** Provided records follows **

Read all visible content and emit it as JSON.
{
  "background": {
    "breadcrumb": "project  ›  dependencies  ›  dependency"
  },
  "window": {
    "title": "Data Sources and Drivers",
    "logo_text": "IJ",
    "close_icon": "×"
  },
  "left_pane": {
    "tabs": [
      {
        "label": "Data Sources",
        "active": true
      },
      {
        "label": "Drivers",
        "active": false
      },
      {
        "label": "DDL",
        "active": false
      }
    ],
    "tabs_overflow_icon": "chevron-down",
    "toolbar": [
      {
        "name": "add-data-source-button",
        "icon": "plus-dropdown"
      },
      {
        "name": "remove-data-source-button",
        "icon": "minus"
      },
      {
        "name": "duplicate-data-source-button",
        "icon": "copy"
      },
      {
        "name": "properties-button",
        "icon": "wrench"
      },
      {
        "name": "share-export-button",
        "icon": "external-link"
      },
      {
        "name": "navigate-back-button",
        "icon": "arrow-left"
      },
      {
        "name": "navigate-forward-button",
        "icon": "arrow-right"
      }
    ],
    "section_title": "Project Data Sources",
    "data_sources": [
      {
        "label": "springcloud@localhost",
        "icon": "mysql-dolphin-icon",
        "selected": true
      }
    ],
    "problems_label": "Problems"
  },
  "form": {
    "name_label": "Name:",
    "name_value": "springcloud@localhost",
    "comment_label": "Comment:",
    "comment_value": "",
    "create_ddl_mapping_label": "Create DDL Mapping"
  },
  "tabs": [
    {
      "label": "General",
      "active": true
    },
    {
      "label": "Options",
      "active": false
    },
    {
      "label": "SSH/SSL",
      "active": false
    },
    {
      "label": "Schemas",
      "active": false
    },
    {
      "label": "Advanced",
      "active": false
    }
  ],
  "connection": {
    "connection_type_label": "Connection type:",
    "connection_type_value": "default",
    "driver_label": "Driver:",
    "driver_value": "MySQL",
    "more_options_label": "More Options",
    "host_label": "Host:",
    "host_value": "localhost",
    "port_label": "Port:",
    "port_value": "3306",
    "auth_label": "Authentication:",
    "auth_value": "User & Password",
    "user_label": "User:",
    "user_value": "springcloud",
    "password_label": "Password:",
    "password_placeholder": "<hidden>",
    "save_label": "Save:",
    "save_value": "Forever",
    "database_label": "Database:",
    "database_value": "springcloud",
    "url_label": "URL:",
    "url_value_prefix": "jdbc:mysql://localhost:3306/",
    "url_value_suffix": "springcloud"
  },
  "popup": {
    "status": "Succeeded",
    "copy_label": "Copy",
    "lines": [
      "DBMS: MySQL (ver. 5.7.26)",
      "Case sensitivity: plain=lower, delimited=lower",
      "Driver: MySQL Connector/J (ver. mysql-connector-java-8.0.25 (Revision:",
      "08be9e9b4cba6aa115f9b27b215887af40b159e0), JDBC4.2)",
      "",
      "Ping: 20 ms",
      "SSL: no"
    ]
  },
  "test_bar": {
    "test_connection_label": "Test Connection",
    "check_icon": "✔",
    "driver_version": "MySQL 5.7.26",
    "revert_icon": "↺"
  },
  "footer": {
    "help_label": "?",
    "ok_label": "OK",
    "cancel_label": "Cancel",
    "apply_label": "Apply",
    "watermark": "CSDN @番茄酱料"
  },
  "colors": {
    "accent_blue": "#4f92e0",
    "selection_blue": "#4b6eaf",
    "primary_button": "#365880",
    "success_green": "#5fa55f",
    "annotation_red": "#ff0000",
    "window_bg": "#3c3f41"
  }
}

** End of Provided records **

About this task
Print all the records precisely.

Solution for this task
Read all visible content and emit it as JSON.
{
  "background": {
    "breadcrumb": "project  ›  dependencies  ›  dependency"
  },
  "window": {
    "title": "Data Sources and Drivers",
    "logo_text": "IJ",
    "close_icon": "×"
  },
  "left_pane": {
    "tabs": [
      {
        "label": "Data Sources",
        "active": true
      },
      {
        "label": "Drivers",
        "active": false
      },
      {
        "label": "DDL",
        "active": false
      }
    ],
    "tabs_overflow_icon": "chevron-down",
    "toolbar": [
      {
        "name": "add-data-source-button",
        "icon": "plus-dropdown"
      },
      {
        "name": "remove-data-source-button",
        "icon": "minus"
      },
      {
        "name": "duplicate-data-source-button",
        "icon": "copy"
      },
      {
        "name": "properties-button",
        "icon": "wrench"
      },
      {
        "name": "share-export-button",
        "icon": "external-link"
      },
      {
        "name": "navigate-back-button",
        "icon": "arrow-left"
      },
      {
        "name": "navigate-forward-button",
        "icon": "arrow-right"
      }
    ],
    "section_title": "Project Data Sources",
    "data_sources": [
      {
        "label": "springcloud@localhost",
        "icon": "mysql-dolphin-icon",
        "selected": true
      }
    ],
    "problems_label": "Problems"
  },
  "form": {
    "name_label": "Name:",
    "name_value": "springcloud@localhost",
    "comment_label": "Comment:",
    "comment_value": "",
    "create_ddl_mapping_label": "Create DDL Mapping"
  },
  "tabs": [
    {
      "label": "General",
      "active": true
    },
    {
      "label": "Options",
      "active": false
    },
    {
      "label": "SSH/SSL",
      "active": false
    },
    {
      "label": "Schemas",
      "active": false
    },
    {
      "label": "Advanced",
      "active": false
    }
  ],
  "connection": {
    "connection_type_label": "Connection type:",
    "connection_type_value": "default",
    "driver_label": "Driver:",
    "driver_value": "MySQL",
    "more_options_label": "More Options",
    "host_label": "Host:",
    "host_value": "localhost",
    "port_label": "Port:",
    "port_value": "3306",
    "auth_label": "Authentication:",
    "auth_value": "User & Password",
    "user_label": "User:",
    "user_value": "springcloud",
    "password_label": "Password:",
    "password_placeholder": "<hidden>",
    "save_label": "Save:",
    "save_value": "Forever",
    "database_label": "Database:",
    "database_value": "springcloud",
    "url_label": "URL:",
    "url_value_prefix": "jdbc:mysql://localhost:3306/",
    "url_value_suffix": "springcloud"
  },
  "popup": {
    "status": "Succeeded",
    "copy_label": "Copy",
    "lines": [
      "DBMS: MySQL (ver. 5.7.26)",
      "Case sensitivity: plain=lower, delimited=lower",
      "Driver: MySQL Connector/J (ver. mysql-connector-java-8.0.25 (Revision:",
      "08be9e9b4cba6aa115f9b27b215887af40b159e0), JDBC4.2)",
      "",
      "Ping: 20 ms",
      "SSL: no"
    ]
  },
  "test_bar": {
    "test_connection_label": "Test Connection",
    "check_icon": "✔",
    "driver_version": "MySQL 5.7.26",
    "revert_icon": "↺"
  },
  "footer": {
    "help_label": "?",
    "ok_label": "OK",
    "cancel_label": "Cancel",
    "apply_label": "Apply",
    "watermark": "CSDN @番茄酱料"
  },
  "colors": {
    "accent_blue": "#4f92e0",
    "selection_blue": "#4b6eaf",
    "primary_button": "#365880",
    "success_green": "#5fa55f",
    "annotation_red": "#ff0000",
    "window_bg": "#3c3f41"
  }
}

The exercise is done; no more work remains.